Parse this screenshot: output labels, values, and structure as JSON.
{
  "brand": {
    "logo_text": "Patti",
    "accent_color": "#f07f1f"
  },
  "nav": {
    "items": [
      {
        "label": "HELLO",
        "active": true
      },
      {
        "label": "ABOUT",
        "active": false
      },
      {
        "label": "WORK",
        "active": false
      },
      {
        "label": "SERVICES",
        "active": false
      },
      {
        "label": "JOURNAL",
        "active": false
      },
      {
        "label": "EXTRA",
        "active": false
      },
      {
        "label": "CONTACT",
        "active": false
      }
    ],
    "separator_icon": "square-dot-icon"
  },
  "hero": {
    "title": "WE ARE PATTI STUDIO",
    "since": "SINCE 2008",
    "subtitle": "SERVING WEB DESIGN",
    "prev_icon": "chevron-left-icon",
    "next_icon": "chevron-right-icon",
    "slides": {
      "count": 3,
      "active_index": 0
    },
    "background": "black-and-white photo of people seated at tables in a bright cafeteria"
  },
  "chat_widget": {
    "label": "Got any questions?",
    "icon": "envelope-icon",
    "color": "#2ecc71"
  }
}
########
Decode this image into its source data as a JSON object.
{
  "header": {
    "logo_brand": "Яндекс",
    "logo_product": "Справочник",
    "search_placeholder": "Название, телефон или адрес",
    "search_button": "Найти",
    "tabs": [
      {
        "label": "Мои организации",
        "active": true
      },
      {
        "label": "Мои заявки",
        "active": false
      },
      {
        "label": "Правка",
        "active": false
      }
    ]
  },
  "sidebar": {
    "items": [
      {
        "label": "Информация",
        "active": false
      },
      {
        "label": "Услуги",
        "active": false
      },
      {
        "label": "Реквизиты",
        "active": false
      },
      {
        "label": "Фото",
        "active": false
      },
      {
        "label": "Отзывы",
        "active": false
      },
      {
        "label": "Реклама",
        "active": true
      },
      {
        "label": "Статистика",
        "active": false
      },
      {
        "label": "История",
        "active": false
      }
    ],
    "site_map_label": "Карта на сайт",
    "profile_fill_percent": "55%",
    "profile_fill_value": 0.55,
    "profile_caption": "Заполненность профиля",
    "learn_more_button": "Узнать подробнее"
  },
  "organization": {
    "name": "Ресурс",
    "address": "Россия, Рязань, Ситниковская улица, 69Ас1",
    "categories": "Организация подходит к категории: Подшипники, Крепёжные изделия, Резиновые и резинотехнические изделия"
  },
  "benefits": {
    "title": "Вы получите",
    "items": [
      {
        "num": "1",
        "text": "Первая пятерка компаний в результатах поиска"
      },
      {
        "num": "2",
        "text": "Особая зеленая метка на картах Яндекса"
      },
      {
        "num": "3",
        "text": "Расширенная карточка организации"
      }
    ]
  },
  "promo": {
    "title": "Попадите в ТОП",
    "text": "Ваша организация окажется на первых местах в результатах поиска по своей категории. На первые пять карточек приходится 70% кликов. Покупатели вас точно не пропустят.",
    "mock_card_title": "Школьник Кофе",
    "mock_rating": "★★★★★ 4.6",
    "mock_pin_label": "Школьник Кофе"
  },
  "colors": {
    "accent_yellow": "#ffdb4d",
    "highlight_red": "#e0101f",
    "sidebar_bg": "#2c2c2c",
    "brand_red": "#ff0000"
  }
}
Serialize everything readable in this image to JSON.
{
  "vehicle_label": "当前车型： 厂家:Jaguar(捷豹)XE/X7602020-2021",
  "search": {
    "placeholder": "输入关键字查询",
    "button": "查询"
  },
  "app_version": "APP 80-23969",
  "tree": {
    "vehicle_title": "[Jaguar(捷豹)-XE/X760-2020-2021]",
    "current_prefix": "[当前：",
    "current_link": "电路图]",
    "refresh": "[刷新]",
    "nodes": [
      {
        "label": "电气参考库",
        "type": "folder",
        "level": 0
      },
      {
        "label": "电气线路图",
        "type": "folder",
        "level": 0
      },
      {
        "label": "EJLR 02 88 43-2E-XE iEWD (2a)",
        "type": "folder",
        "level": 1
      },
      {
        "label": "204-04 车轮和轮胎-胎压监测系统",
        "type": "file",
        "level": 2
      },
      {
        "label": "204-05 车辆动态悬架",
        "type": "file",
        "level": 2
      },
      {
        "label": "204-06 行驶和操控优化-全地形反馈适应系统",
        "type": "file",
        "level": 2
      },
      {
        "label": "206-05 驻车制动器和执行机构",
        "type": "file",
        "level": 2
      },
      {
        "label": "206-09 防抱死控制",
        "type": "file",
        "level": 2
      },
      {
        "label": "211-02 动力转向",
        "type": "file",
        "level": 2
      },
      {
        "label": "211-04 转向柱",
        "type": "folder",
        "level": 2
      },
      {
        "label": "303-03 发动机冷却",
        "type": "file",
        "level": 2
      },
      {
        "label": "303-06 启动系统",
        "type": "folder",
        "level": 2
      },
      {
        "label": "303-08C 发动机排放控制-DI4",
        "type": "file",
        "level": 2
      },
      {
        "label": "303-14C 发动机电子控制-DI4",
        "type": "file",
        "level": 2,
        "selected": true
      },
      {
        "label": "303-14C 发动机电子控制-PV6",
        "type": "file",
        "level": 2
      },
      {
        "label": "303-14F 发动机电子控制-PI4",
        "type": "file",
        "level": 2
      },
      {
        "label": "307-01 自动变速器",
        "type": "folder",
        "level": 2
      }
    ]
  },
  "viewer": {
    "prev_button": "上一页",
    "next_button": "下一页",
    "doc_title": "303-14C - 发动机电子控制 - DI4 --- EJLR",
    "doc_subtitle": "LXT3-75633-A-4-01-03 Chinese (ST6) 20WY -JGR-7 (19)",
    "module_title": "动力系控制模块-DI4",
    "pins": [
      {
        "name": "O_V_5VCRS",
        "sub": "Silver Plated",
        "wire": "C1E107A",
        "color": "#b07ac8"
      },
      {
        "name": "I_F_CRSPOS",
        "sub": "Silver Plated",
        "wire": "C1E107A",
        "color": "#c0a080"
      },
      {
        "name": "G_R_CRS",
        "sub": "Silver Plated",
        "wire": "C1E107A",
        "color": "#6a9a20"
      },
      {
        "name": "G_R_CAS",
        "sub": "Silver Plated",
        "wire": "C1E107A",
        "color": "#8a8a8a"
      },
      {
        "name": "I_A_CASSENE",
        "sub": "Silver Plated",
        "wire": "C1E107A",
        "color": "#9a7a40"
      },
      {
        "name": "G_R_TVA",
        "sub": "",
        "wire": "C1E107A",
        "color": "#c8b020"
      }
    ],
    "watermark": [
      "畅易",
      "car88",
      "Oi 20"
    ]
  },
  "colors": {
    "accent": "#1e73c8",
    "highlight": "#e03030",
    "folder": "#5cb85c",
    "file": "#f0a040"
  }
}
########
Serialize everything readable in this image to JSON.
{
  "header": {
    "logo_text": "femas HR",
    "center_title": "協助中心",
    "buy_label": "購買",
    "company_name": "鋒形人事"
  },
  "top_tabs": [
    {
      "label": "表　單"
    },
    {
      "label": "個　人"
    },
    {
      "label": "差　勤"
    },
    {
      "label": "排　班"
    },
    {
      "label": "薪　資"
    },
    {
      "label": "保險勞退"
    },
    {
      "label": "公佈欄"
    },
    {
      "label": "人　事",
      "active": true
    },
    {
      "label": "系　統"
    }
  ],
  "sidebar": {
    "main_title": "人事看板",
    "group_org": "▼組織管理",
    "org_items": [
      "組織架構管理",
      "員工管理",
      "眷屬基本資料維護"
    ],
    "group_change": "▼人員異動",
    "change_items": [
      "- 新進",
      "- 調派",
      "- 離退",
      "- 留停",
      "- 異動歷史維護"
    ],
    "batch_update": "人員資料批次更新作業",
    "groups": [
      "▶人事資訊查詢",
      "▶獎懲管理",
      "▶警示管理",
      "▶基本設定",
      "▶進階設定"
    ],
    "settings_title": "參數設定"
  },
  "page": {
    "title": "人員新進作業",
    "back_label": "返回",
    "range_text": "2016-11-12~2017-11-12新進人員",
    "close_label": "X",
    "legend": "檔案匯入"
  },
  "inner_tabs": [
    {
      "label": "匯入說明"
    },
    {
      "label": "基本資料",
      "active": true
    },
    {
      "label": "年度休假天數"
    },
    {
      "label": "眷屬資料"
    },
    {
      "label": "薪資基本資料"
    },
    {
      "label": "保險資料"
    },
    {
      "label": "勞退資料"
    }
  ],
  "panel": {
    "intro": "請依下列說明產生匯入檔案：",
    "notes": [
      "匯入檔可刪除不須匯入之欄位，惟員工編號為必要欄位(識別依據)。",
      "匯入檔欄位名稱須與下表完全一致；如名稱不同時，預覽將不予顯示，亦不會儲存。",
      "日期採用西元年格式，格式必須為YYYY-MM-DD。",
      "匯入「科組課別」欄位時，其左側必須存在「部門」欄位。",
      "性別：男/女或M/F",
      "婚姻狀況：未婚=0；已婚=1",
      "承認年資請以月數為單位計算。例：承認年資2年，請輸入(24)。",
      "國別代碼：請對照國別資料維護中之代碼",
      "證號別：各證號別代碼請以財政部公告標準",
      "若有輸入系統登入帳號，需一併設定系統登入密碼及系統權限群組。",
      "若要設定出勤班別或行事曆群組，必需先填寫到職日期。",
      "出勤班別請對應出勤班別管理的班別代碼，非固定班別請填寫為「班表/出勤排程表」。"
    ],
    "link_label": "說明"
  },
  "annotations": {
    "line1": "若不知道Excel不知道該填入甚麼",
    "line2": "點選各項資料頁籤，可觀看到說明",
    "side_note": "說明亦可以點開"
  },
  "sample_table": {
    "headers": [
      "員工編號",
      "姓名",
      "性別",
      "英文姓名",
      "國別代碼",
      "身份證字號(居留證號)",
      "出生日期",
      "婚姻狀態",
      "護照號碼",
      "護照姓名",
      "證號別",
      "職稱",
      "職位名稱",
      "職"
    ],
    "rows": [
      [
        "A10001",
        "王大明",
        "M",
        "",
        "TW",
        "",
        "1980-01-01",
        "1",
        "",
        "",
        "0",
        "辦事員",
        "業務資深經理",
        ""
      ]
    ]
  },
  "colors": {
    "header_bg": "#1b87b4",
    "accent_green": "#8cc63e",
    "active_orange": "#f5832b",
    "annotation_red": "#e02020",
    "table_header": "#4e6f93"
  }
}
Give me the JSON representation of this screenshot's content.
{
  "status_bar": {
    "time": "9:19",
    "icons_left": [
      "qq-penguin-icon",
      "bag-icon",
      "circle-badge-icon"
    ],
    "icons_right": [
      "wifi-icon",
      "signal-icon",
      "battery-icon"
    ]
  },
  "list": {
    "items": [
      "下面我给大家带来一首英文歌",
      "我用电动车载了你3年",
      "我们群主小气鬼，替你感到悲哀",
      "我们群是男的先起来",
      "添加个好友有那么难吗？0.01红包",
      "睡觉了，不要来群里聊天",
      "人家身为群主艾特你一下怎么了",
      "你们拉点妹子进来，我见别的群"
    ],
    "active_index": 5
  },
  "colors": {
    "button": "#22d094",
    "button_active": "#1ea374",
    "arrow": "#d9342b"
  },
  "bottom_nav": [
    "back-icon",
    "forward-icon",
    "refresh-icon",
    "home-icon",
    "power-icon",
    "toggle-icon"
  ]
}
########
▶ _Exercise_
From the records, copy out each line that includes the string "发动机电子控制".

▶ _Answer to this problem_
        "label": "303-14C 发动机电子控制-DI4",
        "label": "303-14C 发动机电子控制-PV6",
        "label": "303-14F 发动机电子控制-PI4",
    "doc_title": "303-14C - 发动机电子控制 - DI4 --- EJLR",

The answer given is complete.